Hello Emma. What kind words – you almost made me cry! So kind, and also instructive for me. Because I have a great eater in Miss R I don’t always think about those who may have children who aren’t adventurous (yet), but you aren’t the only one who wants ideas for younger eaters that parents would like to eat too. In my workshops at Maggies we do sometimes talk about such difficulties for the whole family when the person having cancer treatment wants to eat more healthily, so I know it is an issue for many. I will put my thinking cap on and tweak a few more family favourite-type recipes. In the meantime, my fish pie, turkey meatloaf (every kid who has eaten it likes it, probably because of the ketchup!), smoked mackerel & quinoa fishcakes, and even the sushi made simple (the kids can help) may be of interest. And, for subscribing, I think you just put your email address in the box near the top right, where it says ‘subscribe’, or something like that. Thanks again. Oh! If you have some recipe ideas for me to write about, let me know. I tend to do meat-free things but I will put in a few healthy meat things this autumn.
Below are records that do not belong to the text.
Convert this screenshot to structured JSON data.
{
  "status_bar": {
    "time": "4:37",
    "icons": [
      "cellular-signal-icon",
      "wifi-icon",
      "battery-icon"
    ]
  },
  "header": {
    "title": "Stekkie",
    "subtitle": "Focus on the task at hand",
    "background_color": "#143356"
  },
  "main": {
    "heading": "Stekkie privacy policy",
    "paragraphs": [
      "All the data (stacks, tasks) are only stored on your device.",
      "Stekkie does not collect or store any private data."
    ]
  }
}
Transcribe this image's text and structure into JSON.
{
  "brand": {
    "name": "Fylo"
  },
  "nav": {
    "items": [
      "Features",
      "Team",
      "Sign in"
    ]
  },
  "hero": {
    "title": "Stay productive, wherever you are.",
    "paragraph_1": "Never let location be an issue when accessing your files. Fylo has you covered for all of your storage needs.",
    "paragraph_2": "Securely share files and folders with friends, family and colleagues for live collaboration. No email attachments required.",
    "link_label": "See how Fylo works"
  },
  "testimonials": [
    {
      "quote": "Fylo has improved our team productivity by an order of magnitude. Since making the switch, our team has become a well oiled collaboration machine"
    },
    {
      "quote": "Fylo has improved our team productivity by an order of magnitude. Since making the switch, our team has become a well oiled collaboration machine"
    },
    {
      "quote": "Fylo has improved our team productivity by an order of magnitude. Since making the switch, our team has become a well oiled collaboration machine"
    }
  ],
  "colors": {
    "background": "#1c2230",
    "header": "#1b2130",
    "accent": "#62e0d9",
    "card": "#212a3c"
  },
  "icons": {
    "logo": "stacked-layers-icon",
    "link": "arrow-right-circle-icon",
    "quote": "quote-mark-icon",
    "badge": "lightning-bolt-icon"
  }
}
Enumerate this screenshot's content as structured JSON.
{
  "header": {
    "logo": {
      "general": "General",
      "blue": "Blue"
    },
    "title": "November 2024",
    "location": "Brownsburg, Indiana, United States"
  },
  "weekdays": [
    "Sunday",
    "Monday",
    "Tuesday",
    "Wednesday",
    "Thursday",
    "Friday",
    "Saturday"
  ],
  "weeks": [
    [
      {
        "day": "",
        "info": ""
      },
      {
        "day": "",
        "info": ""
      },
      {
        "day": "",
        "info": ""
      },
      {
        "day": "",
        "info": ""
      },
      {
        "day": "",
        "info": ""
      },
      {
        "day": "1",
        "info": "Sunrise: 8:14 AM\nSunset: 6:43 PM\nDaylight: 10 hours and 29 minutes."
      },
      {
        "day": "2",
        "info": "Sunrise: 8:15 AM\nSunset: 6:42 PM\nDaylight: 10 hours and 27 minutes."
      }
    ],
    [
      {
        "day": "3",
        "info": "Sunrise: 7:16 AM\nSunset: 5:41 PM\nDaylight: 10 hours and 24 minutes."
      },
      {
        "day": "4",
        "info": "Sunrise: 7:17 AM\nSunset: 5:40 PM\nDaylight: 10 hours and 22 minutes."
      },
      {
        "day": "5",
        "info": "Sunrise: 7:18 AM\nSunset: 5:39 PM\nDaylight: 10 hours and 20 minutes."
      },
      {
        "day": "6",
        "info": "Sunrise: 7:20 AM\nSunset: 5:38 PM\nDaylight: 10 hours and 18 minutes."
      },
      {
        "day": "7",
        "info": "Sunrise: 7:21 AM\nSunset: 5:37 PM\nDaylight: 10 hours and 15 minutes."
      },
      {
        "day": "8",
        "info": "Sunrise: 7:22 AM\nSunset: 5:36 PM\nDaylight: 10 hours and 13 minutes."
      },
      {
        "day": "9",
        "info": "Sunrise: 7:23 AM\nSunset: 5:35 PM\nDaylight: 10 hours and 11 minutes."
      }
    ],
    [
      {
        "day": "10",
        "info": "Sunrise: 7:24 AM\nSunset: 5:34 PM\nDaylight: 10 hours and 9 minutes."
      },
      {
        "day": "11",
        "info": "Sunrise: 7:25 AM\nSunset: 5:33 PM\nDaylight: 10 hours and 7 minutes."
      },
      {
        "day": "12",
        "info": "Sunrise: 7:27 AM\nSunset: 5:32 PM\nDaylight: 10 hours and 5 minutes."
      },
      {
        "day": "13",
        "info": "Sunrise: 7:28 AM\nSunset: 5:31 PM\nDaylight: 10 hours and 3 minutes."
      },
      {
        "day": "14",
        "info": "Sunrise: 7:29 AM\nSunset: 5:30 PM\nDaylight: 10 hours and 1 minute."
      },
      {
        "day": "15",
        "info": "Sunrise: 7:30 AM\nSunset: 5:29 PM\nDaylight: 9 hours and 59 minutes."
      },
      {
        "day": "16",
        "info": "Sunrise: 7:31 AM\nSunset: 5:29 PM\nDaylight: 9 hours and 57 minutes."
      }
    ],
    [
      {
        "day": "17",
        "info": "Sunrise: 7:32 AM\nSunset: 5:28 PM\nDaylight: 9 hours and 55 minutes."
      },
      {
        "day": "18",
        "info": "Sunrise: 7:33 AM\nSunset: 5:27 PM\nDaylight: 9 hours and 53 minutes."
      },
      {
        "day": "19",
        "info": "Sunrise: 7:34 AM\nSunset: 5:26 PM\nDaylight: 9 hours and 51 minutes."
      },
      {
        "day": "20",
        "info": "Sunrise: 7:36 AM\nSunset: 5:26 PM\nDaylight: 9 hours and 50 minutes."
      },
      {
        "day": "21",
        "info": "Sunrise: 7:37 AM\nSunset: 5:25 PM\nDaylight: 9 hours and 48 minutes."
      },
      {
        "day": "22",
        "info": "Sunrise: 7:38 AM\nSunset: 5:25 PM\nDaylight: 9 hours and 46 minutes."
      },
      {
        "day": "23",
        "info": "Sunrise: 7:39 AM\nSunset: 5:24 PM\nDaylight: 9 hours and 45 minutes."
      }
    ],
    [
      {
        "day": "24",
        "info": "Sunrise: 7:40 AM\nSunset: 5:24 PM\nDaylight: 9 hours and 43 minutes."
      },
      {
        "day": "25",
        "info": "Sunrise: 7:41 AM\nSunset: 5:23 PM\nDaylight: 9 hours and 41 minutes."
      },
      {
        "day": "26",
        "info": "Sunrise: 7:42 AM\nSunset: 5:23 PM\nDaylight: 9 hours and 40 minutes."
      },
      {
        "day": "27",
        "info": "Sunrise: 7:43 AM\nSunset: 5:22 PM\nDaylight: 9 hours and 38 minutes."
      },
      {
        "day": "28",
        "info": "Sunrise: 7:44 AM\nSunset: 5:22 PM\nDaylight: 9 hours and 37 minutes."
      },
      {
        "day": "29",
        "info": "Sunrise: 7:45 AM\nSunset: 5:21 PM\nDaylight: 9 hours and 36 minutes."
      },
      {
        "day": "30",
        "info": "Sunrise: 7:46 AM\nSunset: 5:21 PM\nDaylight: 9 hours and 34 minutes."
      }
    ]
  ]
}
This looks really delicious- I’m hoping to have a go at this as part of my weekly meal plan